Anyone who has ever been a fan of war movies will know how depth charges used against enemy submarines work. Used extensively during the naval battles of the Second World War, these bombs exploded at a certain depth, rather than with the aim of destroying, with the intention of wearing down both the ship’s armour and its crew. Something similar is happening with politics in our continent: little by little and without pause, the mechanisms designed to protect the institutions dedicated to consolidating democratic systems have been losing their strength due to the onslaught of enemy forces that are difficult to recognise.
The interventionist policies of the United States and its unconditional allies have woven a web of protection, whose effects operate as if a supranational government existed above our states, exempt from legal limits and, obviously, dedicated to protecting interests alien to the well-being of the people. This colonialism, whose characteristics resemble those of the criollo oligarchies and, incidentally, are allied with them, prevents any attempt at rebellion by the less privileged layers of Latin American societies.
The depth charges that weaken our foundations come in different colours: from trade treaties to coups d’état, including diplomatic pressure to influence constitutional texts and the issuing of laws. Moreover, they are supported by the mass media, from which an ad hoc ideology is propagated, capable of consolidating citizens’ movements opposed to human rights and freedoms. To this is added, as a corollary, a series of restrictive but contradictory policies that have turned our continent into a territory of drug production and trafficking.

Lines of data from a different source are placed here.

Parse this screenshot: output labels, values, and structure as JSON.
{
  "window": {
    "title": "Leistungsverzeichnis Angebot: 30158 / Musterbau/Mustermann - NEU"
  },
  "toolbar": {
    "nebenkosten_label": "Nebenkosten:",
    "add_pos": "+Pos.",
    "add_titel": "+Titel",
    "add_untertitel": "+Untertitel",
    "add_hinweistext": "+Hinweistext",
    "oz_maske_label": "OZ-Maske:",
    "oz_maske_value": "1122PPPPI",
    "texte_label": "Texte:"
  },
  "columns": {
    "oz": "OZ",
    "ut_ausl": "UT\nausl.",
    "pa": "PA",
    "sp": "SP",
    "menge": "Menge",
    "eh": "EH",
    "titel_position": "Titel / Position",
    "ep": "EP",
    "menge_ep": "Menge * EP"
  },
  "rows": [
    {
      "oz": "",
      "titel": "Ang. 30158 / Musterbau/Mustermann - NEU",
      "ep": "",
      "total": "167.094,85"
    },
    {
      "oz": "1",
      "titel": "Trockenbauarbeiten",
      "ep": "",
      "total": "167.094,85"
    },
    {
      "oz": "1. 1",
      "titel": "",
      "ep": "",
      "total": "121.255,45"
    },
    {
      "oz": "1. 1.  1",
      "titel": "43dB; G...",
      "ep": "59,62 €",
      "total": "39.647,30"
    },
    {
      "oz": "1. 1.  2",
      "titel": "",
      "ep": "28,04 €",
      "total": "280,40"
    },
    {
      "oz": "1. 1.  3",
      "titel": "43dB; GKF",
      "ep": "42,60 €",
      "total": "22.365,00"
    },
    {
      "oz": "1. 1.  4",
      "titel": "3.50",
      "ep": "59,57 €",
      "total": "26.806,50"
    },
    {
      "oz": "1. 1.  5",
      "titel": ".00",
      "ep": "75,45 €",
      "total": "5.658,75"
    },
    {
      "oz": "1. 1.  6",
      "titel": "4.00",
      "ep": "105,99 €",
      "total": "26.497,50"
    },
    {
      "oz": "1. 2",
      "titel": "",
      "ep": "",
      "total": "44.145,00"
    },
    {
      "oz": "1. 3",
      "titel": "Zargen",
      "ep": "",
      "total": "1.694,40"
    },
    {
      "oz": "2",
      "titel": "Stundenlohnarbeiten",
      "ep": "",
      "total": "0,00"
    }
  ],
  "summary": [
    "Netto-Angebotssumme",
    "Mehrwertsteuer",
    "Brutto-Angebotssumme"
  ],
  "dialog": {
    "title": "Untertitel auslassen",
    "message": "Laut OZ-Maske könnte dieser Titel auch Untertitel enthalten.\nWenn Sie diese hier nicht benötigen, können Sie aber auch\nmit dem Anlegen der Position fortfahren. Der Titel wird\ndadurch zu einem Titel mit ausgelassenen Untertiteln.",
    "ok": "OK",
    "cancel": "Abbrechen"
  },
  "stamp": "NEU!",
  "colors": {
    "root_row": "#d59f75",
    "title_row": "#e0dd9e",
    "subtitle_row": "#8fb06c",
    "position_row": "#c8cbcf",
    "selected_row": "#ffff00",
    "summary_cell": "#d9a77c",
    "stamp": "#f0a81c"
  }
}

Today, the depth charges have weakened people’s resistance to the abuses of puppet rulers suspiciously protected by the silence of the international community and, even more ominously, allied to supposed spiritual leaders whose message revolves around submission. With the very concept of democracy weakened, we are confronted with a situation of extreme weakening of citizenship in most of our nations. Deprived of access to government decisions and faced with legislation designed by assemblies mostly allied with corruption, the territory of democracies is one of underhand warfare in which the voice of the people is impotent.
The empire’s strategies have been comfortably installed to turn our countries into suppliers of raw materials, cheap labour, obedient political leaders and economic elites willing to bargain with the hunger of their fellow citizens. In these terms, the much-touted utopian democracies have become part of a discourse that is out of touch with reality. The hardest hit sectors have lost not only their space for participation, but also much of their vital energy. This is how the depth charges thrown underwater with as much profusion as bad intentions work. That is how colonies work, and that is how governments capable of co-opting the state with the aim of limiting rights work, knowing that they have the acquiescence of the owners of power.
Co-opting the state is the anti-democratic instrument par excellence.